> _EXERCISE INSTRUCTIONS_
Scan the records below. List lines holding "Дата".

Records from a collection:
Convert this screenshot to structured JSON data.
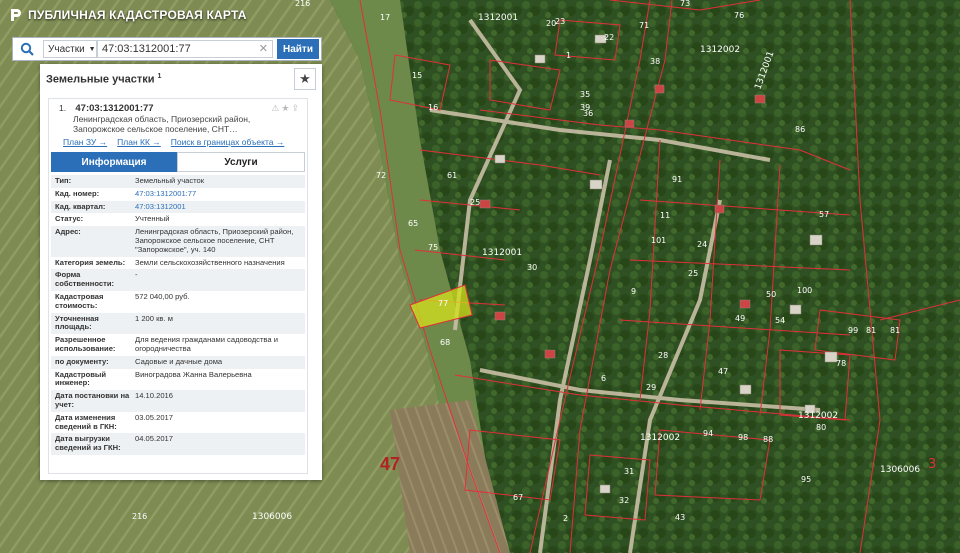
{
  "app": {
    "title": "ПУБЛИЧНАЯ КАДАСТРОВАЯ КАРТА"
  },
  "search": {
    "mode": "Участки",
    "value": "47:03:1312001:77",
    "button": "Найти"
  },
  "panel": {
    "title": "Земельные участки",
    "count": "1",
    "card": {
      "index": "1.",
      "cad_number": "47:03:1312001:77",
      "address_line1": "Ленинградская область, Приозерский район,",
      "address_line2": "Запорожское сельское поселение, СНТ…",
      "links": [
        "План ЗУ →",
        "План КК →",
        "Поиск в границах объекта →"
      ],
      "tabs": [
        "Информация",
        "Услуги"
      ],
      "rows": [
        {
          "k": "Тип:",
          "v": "Земельный участок"
        },
        {
          "k": "Кад. номер:",
          "v": "47:03:1312001:77"
        },
        {
          "k": "Кад. квартал:",
          "v": "47:03:1312001"
        },
        {
          "k": "Статус:",
          "v": "Учтенный"
        },
        {
          "k": "Адрес:",
          "v": "Ленинградская область, Приозерский район, Запорожское сельское поселение, СНТ \"Запорожское\", уч. 140"
        },
        {
          "k": "Категория земель:",
          "v": "Земли сельскохозяйственного назначения"
        },
        {
          "k": "Форма собственности:",
          "v": "-"
        },
        {
          "k": "Кадастровая стоимость:",
          "v": "572 040,00 руб."
        },
        {
          "k": "Уточненная площадь:",
          "v": "1 200 кв. м"
        },
        {
          "k": "Разрешенное использование:",
          "v": "Для ведения гражданами садоводства и огородничества"
        },
        {
          "k": "по документу:",
          "v": "Садовые и дачные дома"
        },
        {
          "k": "Кадастровый инженер:",
          "v": "Виноградова Жанна Валерьевна"
        },
        {
          "k": "Дата постановки на учет:",
          "v": "14.10.2016"
        },
        {
          "k": "Дата изменения сведений в ГКН:",
          "v": "03.05.2017"
        },
        {
          "k": "Дата выгрузки сведений из ГКН:",
          "v": "04.05.2017"
        }
      ]
    }
  },
  "map": {
    "district_label": "47",
    "quarter_labels": [
      "1312001",
      "1312001",
      "1312002",
      "1312002",
      "1312002",
      "1312001",
      "1306006",
      "1306006",
      "3"
    ],
    "parcel_labels": [
      "216",
      "17",
      "73",
      "20",
      "22",
      "23",
      "1",
      "71",
      "38",
      "76",
      "39",
      "15",
      "16",
      "35",
      "36",
      "72",
      "61",
      "25",
      "65",
      "75",
      "77",
      "68",
      "81",
      "91",
      "11",
      "101",
      "24",
      "25",
      "9",
      "30",
      "28",
      "6",
      "29",
      "47",
      "57",
      "100",
      "50",
      "49",
      "54",
      "86",
      "99",
      "81",
      "78",
      "80",
      "94",
      "98",
      "88",
      "95",
      "31",
      "32",
      "43",
      "2",
      "67",
      "216"
    ],
    "colors": {
      "boundary": "#e0303a",
      "selected": "#d6e01c"
    }
  }
}
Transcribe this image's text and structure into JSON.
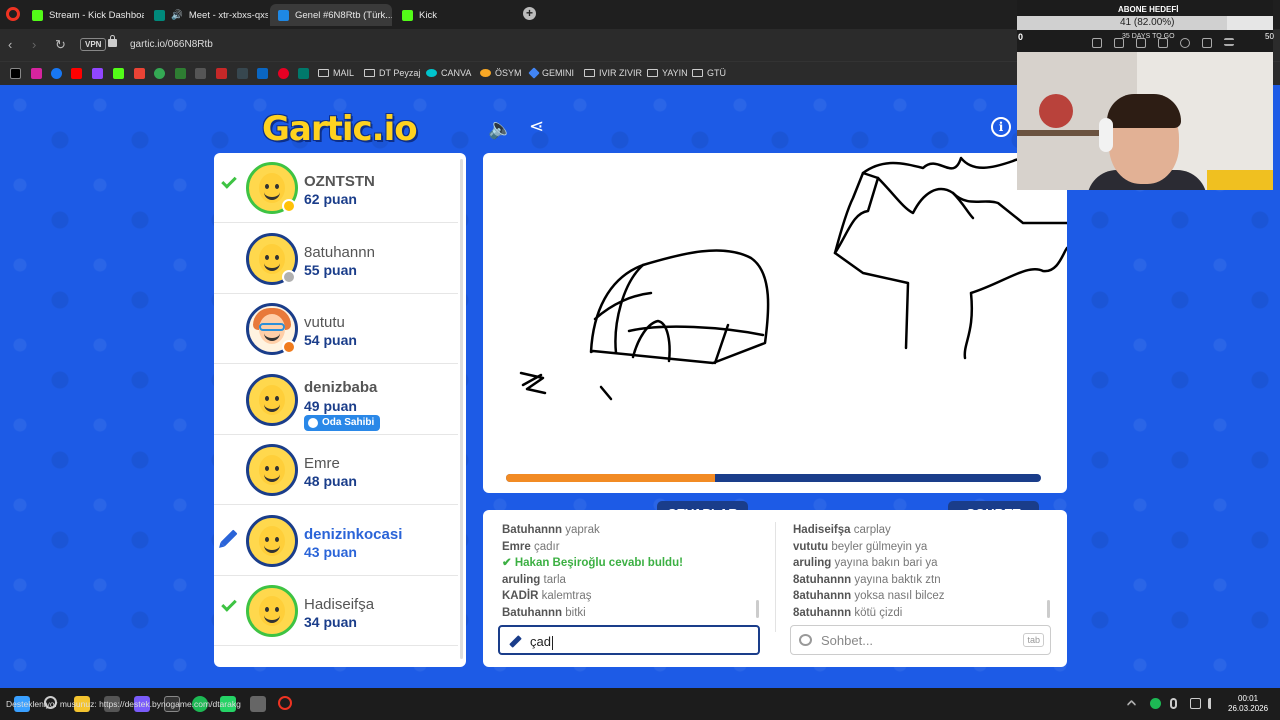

> _ANSWER AREA_
          "k": "Дата постановки на учет:",
          "k": "Дата изменения сведений в ГКН:",
          "k": "Дата выгрузки сведений из ГКН:",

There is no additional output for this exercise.